Shock. It’s the predominant word that retailers are using to describe how they feel after the result of the referendum on membership of the European Union became known on Friday. Despite later polls showing a sway towards Brexit, many believed it would not become reality.
But – unfortunately, believe most people – it has. The biggest concern now is the uncertainty of what the future holds. Britain cannot be sure what Brexit will mean for business, for trading agreements and for consumer confidence. This sense of being in a state of limbo is likely to remain for some time now.
We are entering an inevitable period of chaos as the reality of Britain’s exclusion from Europe dawns and the immediate effects on currency become clear. There are so many unanswered questions: who will become prime minister? When will the UK actually leave the EU? What are the short-terms effects and how long are they likely to last? These are all questions for which Drapers will continue to seek answers over the coming months in the hope that some clarity will be found.
In the meantime, the industry must remain focused on what it does best. We must endeavour to maintain trade deals within and beyond Europe and excel in our creative excellence. British brands have a strong heritage and we are world famous for our fashion – this level of influence is not something we should forget in turbulent times.
Last week, I was privileged to listen to a presentation by the formidable Anna Wintour at Cannes Lions international festival of creativity. Introducing the American Vogue editor, Burberry chief Christopher Bailey described her as “a doer not a talker”, who is completely global in outlook, unintimidated and a relentless pursuer of the new.
As Wintour herself said: “Creativity means thinking about the lives of our audience and how we connect with them.”
These are qualities and ambitions that I have seen across the industry and it has never been so important for UK retailers to remind themselves of their strengths. It is also important for retail leaders to reassure their employees that it is a case of business as usual.
No one knows what the future may hold and I believe in the long term, the strength of Britain’s fashion retailers and brands will prevail through adversity.
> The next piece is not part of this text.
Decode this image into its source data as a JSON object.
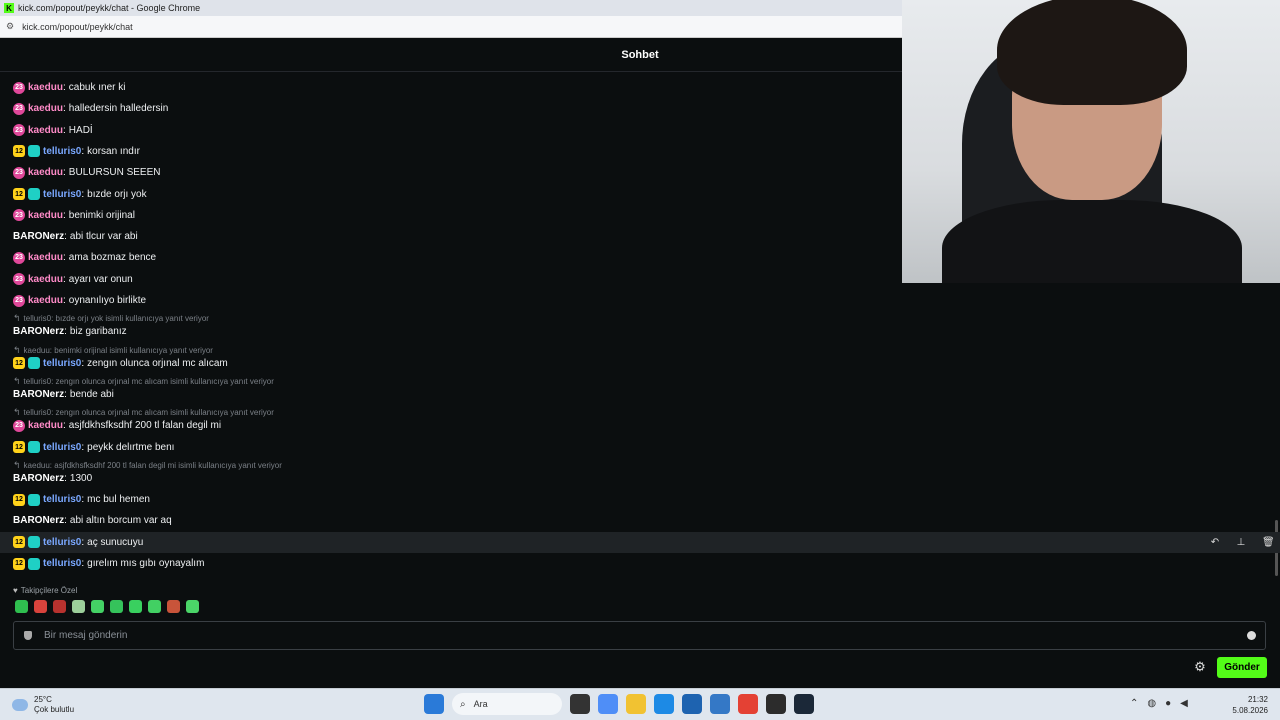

But for now, it is a case of “opening up shop” and making every endeavour to retain consumer confidence in our Great British businesses.